Improving Personal Efficiency When Working From Home

With flexible working becoming very much the norm and the ease with which technology allows us to work remotely, more and more of us are working - at least some of the time - from our homes. But maintaining your personal efficiency when working from home can be an issue. It can be easy to become distracted by the other non-work related jobs that need to be done, or go to the other extreme and continually work significantly longer than you would if you were in the office. Striking the right work-home life balance that will keep you efficient can sometimes feel impossible, but with a little discipline and using the following tips it can be done!

Create a dedicated work area

The first key to working more efficiently from home is to create a dedicated work area in the house. If you do not have an actual room that you can use exclusively as your “office”, then you must be disciplined and pack everything away at the end of the working day. In this way you create a physical distinction between “working” and “living” and this also has the effect of creating the right mental state - when you are in your "work" area you are at work, and when this is cleared away, or the door is shut, you are "not at work".

Set limits

when working from an office we would typically have an expected start and finish time. When working from home, you do not have any travel time and it is easy to become immersed, so working significantly longer than you would if at the office. Whilst this may help you to achieve more, it can lead to fatigue and inefficiency. Get into the habit of setting yourself a time to start work and a time to finish. Finishing at a reasonable hour will allow you time to socialise with friends and will help to minimise the isolation that home workers can sometimes feel.

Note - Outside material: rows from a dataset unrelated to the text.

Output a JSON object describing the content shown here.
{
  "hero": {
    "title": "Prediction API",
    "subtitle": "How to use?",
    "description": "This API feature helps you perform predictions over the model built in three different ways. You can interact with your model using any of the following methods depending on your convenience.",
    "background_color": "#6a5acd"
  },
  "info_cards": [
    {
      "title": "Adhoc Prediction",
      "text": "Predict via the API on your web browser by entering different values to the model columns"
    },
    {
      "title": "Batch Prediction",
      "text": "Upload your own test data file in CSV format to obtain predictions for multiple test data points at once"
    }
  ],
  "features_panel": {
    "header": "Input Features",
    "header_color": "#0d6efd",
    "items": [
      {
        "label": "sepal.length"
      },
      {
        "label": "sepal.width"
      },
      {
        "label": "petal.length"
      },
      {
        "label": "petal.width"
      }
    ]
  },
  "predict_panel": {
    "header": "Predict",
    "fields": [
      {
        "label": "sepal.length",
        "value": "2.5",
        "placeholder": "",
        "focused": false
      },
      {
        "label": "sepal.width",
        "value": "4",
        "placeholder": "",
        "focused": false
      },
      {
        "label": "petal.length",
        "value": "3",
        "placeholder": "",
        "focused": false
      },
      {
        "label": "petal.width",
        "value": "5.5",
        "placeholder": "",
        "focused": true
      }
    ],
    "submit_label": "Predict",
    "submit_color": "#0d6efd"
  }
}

It also means your family knows when you will be there for them, and this can prevent unnecessary interruptions, resentment and arguments!

Have a break

The UK takes the shortest lunch breaks and works the longest hours in the EU. This culture can be exacerbated when working from home as we can feel guilty about taking a break during "work time". Don’t. A short break every couple of hours can clear your mind and make you better able to focus on the tasks you have to complete.

Keep it flexible

One of the real advantages of working from home is that you can make best use of your personal efficiency cycle. Some people are naturally morning people or “larks”, others are evening people or “owls”. If you are a lark then try scheduling the most important tasks you have to do for the morning. Owls may find that they are more efficient if they leave these until a little later in the day.